There's a possible next step, which is to assess if we're constantly getting consistently very many mutation events—of a certain type?—over a certain time period and, if so, disconnect the mutation observer (with the intent being that's temporary). Currently the mutation observer is never disconnected, hence the pause timer is used as a "userspace" solution to the throttling issue; Landmarks decides if/when it will investigate a mutation event or not. Performance seems to be fine, but it's good to have an opportunity to asses this. Further: if a page is totally inappropriate for constant scanning (such as a game?) perhaps this should be considered.
The problems with any situation in which the mutation observer may be disconnected are:

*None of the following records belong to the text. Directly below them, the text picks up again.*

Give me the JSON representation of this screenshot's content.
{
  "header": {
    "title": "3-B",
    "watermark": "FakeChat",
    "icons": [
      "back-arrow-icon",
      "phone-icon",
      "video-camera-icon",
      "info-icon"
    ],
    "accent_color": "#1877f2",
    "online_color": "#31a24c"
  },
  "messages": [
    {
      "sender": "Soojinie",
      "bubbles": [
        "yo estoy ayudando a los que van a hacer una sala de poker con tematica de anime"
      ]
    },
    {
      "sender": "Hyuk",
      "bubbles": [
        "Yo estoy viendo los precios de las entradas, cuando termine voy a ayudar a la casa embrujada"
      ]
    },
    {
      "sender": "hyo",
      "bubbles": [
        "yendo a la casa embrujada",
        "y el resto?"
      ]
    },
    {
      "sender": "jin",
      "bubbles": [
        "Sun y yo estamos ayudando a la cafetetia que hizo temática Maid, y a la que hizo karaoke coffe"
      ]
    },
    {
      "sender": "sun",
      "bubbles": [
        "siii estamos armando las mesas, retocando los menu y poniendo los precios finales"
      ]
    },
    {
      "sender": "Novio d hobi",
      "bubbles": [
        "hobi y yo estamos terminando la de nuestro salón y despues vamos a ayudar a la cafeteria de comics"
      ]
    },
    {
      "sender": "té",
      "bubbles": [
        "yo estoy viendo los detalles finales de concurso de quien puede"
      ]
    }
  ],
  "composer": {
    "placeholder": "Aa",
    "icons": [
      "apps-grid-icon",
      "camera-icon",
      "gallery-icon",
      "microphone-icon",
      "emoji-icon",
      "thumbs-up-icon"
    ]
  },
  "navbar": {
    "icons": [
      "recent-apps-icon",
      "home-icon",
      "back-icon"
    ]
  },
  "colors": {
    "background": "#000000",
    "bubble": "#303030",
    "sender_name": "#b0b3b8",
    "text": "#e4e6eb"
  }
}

I was not able to reproduce #154 and I've no reason to think that performance is bad generally, but it would be good to get some decent profile data about this and actually check, now I've found a page that seems to offer that chance. It's worth testing it on a page that is a browser-based game too (and Google Docs, as it triggered the previous performance issues documented in #127). Relying on the speed of modern machines is not best practice (nor is obsessing over performance too much) :-).
There's also the elephant in the room: the possibility of re-writing the landmark detection to respond to mutation observers and work on small parts of the DOM, but that would be another complete re-write and thus very time-consuming and error-prone—and perhaps not even necessary as it should be possible to get great performance on pages that are appropriate, and maybe just auto-disable on pages that are not.
Finally, I don't like the idea of filtering out pages based on user preference lists—it adds burden on the user, and development, and pages can change. It would be much better to be able to detect, with good performance, if a page is suitable for Landmarks to run and, on a case-by-case basis.
Some things to consider: